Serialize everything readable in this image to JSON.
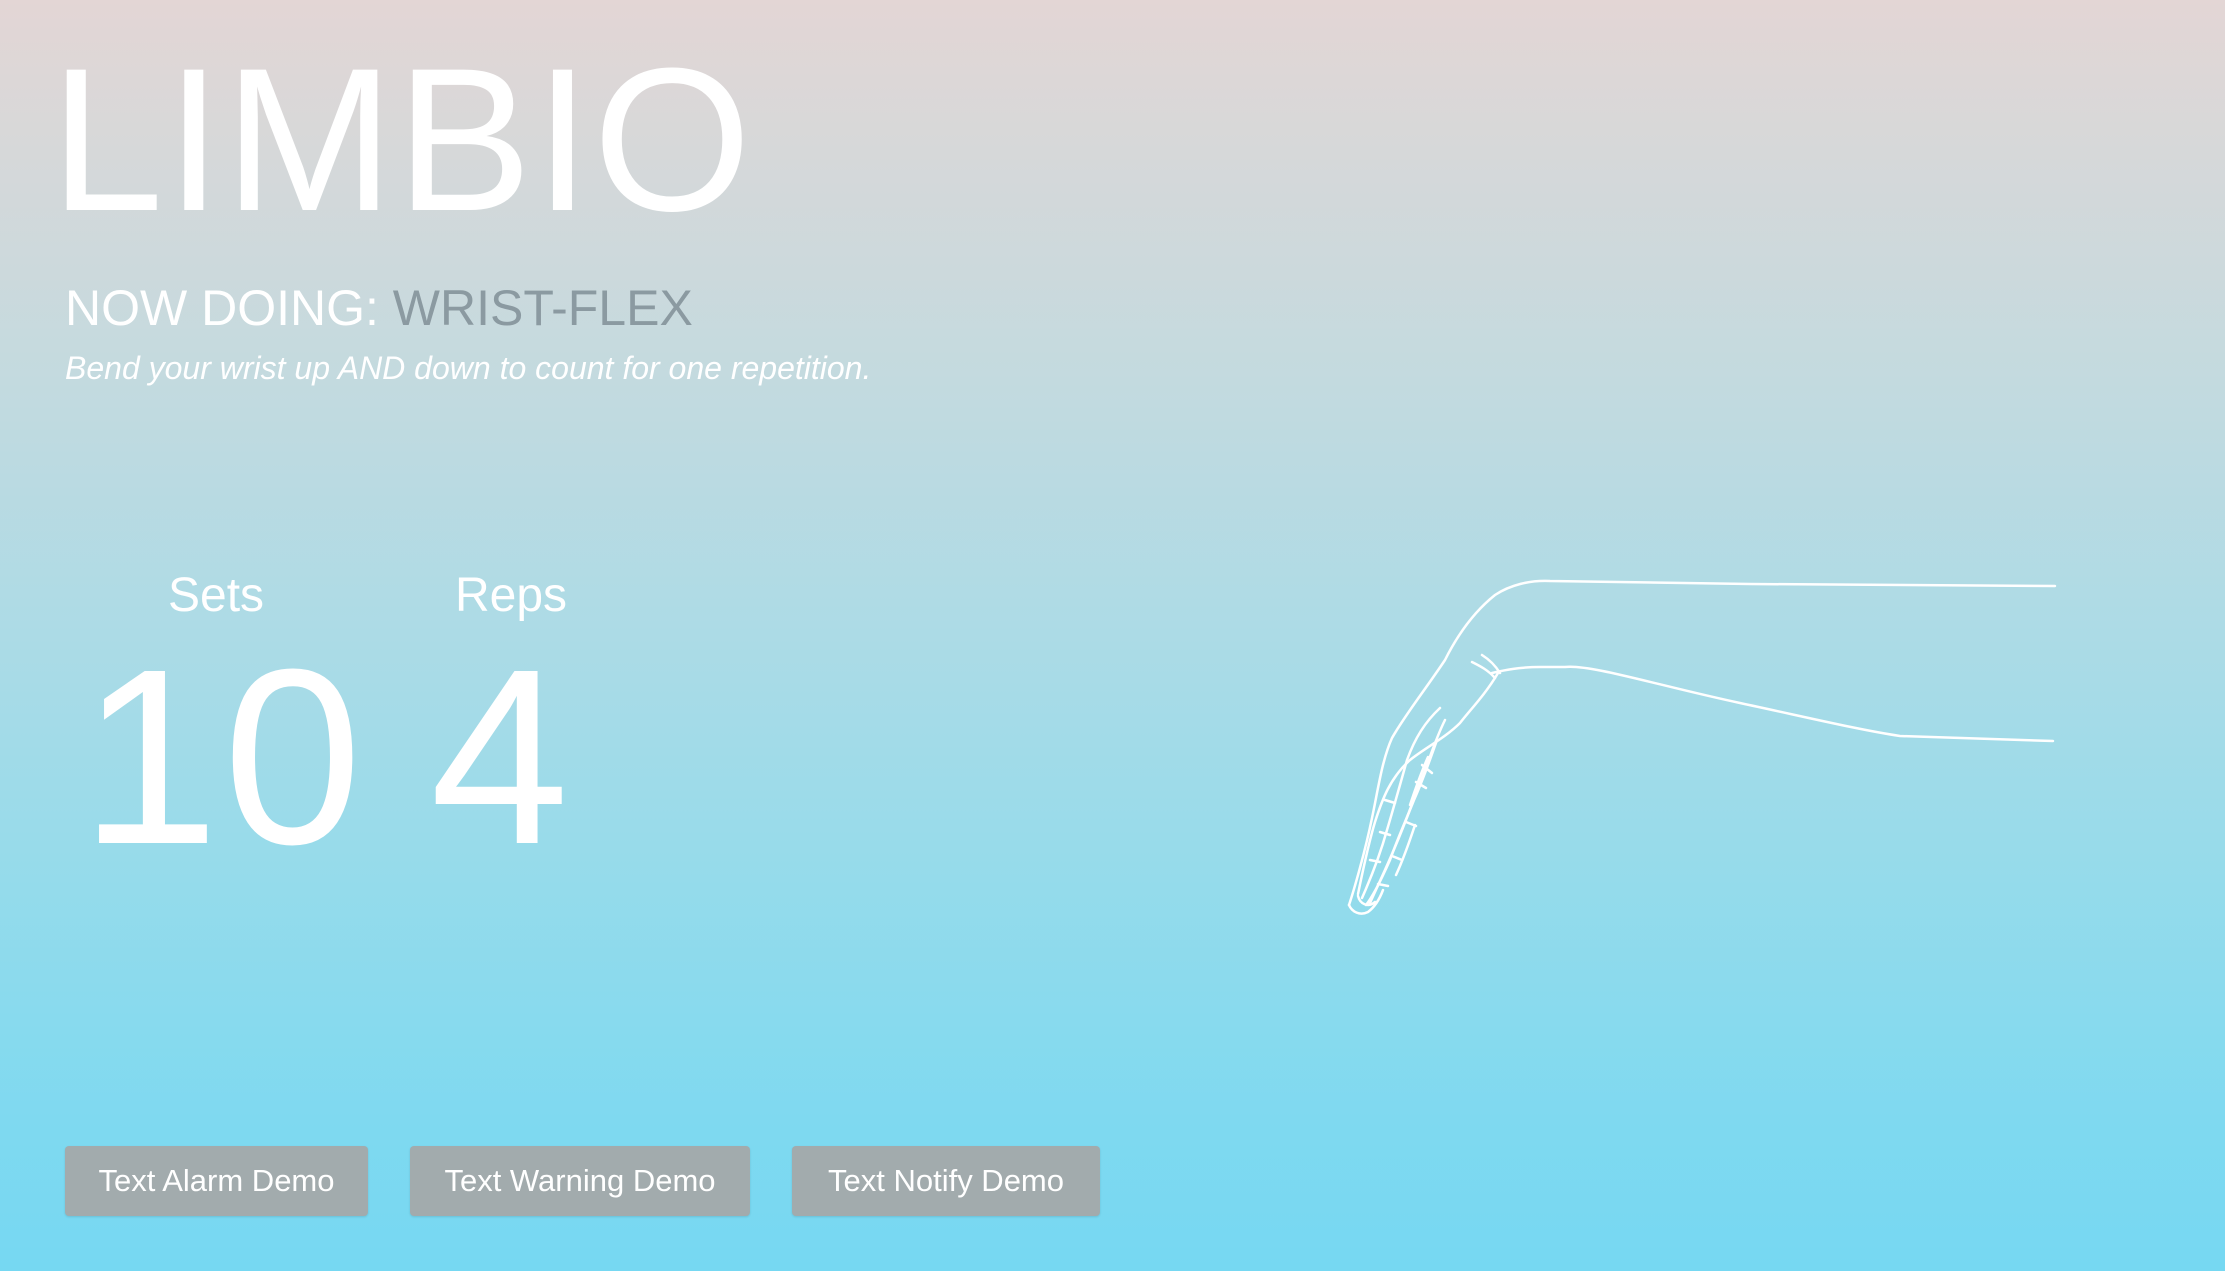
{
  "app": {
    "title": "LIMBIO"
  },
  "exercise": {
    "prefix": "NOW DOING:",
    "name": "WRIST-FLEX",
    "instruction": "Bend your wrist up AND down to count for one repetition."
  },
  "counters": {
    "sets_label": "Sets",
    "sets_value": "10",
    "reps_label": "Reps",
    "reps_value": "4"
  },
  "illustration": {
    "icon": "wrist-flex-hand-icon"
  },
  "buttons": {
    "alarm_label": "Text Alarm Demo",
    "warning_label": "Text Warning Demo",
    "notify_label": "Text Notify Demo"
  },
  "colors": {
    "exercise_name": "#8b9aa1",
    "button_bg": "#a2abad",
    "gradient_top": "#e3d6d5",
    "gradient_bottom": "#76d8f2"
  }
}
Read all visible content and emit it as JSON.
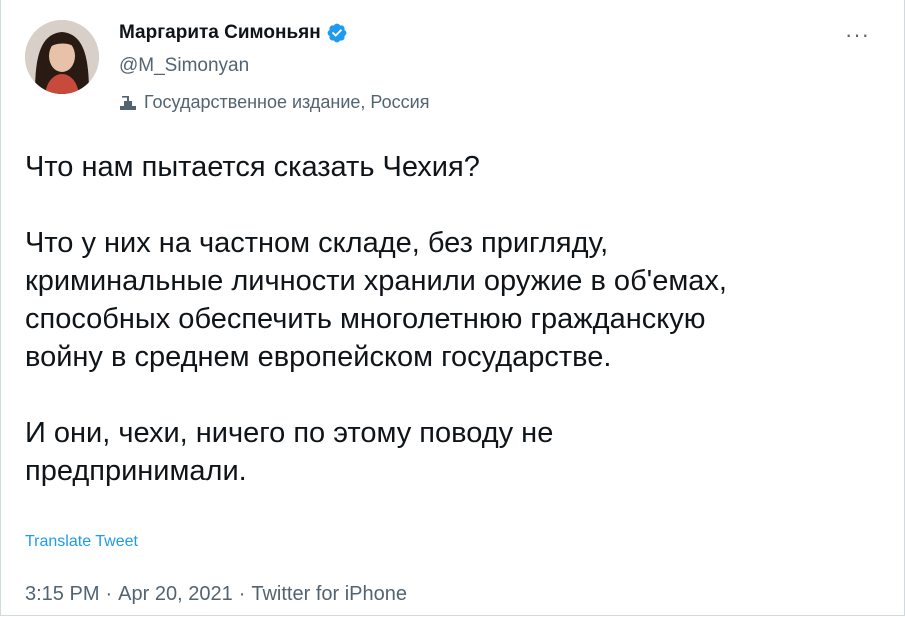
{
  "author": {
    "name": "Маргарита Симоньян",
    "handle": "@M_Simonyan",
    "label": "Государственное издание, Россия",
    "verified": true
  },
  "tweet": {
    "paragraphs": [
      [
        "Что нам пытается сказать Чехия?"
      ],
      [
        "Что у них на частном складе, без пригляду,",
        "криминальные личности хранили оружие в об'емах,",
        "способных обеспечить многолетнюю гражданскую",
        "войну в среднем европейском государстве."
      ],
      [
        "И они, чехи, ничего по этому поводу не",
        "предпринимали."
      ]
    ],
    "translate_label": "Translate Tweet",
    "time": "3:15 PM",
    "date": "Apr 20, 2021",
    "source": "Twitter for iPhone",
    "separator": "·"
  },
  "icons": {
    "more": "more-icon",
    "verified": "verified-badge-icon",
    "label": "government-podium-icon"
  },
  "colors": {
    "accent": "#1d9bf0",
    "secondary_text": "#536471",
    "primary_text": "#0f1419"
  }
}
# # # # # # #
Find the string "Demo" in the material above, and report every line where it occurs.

_Exercise output_.
    "alarm_label": "Text Alarm Demo",
    "warning_label": "Text Warning Demo",
    "notify_label": "Text Notify Demo"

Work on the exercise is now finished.